┌─ Input records
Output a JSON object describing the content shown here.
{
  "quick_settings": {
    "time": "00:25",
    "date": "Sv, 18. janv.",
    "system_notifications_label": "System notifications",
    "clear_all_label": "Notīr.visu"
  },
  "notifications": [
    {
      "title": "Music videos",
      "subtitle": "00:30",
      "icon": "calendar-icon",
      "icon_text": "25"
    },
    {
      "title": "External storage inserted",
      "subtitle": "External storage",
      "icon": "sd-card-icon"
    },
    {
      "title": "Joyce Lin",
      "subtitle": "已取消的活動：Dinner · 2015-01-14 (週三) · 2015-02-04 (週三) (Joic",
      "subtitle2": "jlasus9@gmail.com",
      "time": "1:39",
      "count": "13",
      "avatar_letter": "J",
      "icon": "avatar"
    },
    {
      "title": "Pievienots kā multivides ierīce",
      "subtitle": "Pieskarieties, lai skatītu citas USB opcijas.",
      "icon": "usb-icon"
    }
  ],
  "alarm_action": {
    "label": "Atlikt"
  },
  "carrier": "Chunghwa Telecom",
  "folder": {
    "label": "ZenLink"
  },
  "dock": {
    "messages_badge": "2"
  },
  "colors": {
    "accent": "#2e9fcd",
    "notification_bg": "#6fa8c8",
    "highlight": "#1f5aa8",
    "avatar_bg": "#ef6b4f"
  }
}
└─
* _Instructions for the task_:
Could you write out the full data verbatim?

* _Result below_:
Output a JSON object describing the content shown here.
{
  "quick_settings": {
    "time": "00:25",
    "date": "Sv, 18. janv.",
    "system_notifications_label": "System notifications",
    "clear_all_label": "Notīr.visu"
  },
  "notifications": [
    {
      "title": "Music videos",
      "subtitle": "00:30",
      "icon": "calendar-icon",
      "icon_text": "25"
    },
    {
      "title": "External storage inserted",
      "subtitle": "External storage",
      "icon": "sd-card-icon"
    },
    {
      "title": "Joyce Lin",
      "subtitle": "已取消的活動：Dinner · 2015-01-14 (週三) · 2015-02-04 (週三) (Joic",
      "subtitle2": "jlasus9@gmail.com",
      "time": "1:39",
      "count": "13",
      "avatar_letter": "J",
      "icon": "avatar"
    },
    {
      "title": "Pievienots kā multivides ierīce",
      "subtitle": "Pieskarieties, lai skatītu citas USB opcijas.",
      "icon": "usb-icon"
    }
  ],
  "alarm_action": {
    "label": "Atlikt"
  },
  "carrier": "Chunghwa Telecom",
  "folder": {
    "label": "ZenLink"
  },
  "dock": {
    "messages_badge": "2"
  },
  "colors": {
    "accent": "#2e9fcd",
    "notification_bg": "#6fa8c8",
    "highlight": "#1f5aa8",
    "avatar_bg": "#ef6b4f"
  }
}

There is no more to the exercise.